So, we’ve established that the author of this text probably wasn’t the most trustworthy sort. But what about the book itself? From its title and cover illustration, I was expecting a collection of simple experiments and/or stories about historical inventions, basically the sort of thing that stuff like The Dangerous Book for Boys was inspired by. It does do that to some extent, having a section towards the end about “great inventions” like the telegraph, typewriter, automobile and snap-shot camera. But most of the book is about the actual, nitty-gritty process of inventing something: coming up with an idea, putting it down on paper, doing research, building models and getting a patent. It’s an absurd level of detail for something that’s technically supposed to be for kids. For example, the chapter on drawing designs has sections on how to make isometric paper, draw electrical symbols and read electrical diagrams, among other things. And that’s not even touching on the chapter titled “Making Your Invention Pay,” which includes such sub-topics as “How a Stock Company is Organized” and “About Retaining a Lawyer.” This can’t possibly be the kind of stuff that would keep a young boy’s interest. Even boys in 1912 had better things to do than read this.
The most interesting part of the book for me, and the part where Collins shows his true colors, comes toward the end. That’s when he decides to tell the reader what not to invent. Not because they’re impossible, but because you can’t have the glory of solving it by yourself and making money off it.
But whether you have or have not the quick capital of your own to draw on there are some things you should not try to invent—that is if you are an inventor for the financial profits you expect to accrue from your work. If you are doing it purely as a scientist that is a horse of quite another color and some scientific society may present you with a medal in a plush lined case and its Transactions will laud you for your unselfish work.
Such schemes as extracting gold from the salt water of the sea, milking electricity directly from the ether, blowing up ships at a distance by means of invisible waves, making a phonotypograph which will, when spoken into, print what you have said on a sheet of paper, printing without type by means of the X-rays, sending wireless messages to Mars and the wireless transmission of power, see Fig. 119, are all good things to let alone.
Not because these innovations are impossible to invent—they will all come into general use some day—but because it is not given to any inventor to work a single one of them out alone and so I say don’t try to unless you are a real Simon pure scientist.
And as a last piece of advice don’t try to invent that monstrous impossibility—perpetual motion.Pages 198-199

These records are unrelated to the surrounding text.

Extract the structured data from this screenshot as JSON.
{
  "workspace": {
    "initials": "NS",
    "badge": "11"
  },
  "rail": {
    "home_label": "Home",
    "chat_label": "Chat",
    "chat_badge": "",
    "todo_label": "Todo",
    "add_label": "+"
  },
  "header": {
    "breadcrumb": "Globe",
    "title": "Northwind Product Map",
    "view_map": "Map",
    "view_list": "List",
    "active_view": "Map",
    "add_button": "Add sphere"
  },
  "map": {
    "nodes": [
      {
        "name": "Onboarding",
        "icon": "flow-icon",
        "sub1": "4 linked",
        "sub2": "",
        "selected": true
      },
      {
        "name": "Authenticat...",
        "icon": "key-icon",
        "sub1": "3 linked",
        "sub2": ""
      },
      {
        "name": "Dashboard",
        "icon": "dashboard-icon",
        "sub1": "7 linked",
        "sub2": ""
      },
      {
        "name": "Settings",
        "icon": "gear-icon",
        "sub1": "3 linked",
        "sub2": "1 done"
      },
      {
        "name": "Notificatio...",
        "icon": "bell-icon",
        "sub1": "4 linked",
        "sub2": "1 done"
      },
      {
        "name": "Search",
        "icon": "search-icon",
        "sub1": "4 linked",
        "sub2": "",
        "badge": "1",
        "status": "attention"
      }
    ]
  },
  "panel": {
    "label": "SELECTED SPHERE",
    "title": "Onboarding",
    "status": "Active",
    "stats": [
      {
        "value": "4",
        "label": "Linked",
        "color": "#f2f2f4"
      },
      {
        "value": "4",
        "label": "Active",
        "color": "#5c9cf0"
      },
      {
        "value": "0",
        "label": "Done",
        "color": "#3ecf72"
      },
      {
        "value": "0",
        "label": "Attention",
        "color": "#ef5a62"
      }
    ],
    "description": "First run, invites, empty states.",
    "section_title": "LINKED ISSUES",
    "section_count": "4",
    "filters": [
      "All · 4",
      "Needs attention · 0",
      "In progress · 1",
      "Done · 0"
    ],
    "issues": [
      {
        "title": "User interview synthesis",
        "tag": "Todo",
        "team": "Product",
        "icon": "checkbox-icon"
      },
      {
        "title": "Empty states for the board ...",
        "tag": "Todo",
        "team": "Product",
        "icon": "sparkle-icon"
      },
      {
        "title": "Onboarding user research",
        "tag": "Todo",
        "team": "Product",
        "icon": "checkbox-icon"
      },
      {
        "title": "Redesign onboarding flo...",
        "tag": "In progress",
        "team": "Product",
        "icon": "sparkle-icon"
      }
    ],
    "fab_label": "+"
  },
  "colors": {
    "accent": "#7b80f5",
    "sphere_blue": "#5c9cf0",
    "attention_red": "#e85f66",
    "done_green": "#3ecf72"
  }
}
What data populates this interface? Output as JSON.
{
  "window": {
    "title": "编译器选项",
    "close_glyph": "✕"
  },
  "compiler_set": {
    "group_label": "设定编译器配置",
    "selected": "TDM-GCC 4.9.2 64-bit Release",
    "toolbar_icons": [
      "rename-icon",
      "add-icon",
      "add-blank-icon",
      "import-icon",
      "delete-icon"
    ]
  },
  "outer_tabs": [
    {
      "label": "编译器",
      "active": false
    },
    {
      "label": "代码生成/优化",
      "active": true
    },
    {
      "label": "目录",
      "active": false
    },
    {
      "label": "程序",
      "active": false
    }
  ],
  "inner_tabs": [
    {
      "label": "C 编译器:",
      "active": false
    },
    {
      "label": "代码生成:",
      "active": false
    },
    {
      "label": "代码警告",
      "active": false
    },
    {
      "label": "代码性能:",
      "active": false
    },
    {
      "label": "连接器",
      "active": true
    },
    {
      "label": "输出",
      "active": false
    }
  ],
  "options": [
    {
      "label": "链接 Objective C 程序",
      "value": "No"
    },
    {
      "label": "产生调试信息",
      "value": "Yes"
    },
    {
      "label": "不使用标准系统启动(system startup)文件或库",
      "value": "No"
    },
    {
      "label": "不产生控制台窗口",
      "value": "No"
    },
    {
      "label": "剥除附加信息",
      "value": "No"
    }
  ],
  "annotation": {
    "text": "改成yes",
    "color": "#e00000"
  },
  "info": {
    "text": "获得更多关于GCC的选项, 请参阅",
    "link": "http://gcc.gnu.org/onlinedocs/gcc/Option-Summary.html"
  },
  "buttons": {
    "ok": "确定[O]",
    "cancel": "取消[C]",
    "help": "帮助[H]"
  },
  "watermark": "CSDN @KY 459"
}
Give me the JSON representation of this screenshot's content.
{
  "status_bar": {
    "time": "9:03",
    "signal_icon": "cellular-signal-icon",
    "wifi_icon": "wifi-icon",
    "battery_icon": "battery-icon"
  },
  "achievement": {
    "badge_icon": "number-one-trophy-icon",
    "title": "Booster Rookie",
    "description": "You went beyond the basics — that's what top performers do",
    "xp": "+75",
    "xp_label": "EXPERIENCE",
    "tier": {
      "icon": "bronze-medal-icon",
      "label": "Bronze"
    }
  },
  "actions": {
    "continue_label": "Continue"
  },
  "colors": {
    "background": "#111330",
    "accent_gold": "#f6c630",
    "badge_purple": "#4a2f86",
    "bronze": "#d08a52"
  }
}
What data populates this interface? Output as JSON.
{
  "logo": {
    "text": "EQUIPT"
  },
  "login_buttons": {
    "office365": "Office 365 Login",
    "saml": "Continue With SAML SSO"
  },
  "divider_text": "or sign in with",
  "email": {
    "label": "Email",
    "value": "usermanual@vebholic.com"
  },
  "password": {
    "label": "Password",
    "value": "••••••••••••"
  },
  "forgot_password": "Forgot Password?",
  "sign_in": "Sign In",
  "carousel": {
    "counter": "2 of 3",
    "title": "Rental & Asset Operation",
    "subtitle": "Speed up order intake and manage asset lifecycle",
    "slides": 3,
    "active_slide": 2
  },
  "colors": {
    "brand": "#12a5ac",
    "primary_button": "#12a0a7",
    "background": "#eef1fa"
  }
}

There’s a strong feeling of cynicism in this book. It treats the process of invention as more of a get-rich-quick scheme than something fueled by the desire to innovate, learn and explore. It’s not really about discovering something new or finding a better way to get something done, it’s just about making money. I feel like the book’s focus says a lot about Collins as a person, none of it very good, and I can only hope that kids in 1912 didn’t fall for this rubbish.
My final verdict on this book? Skip it. Some of you might find it to be an amusing oddity, but most of you will likely just find it dull. Plus, y’know, the whole thing was written by a fraudster.
And that’s what we found today on Project Gutenberg. See you next time!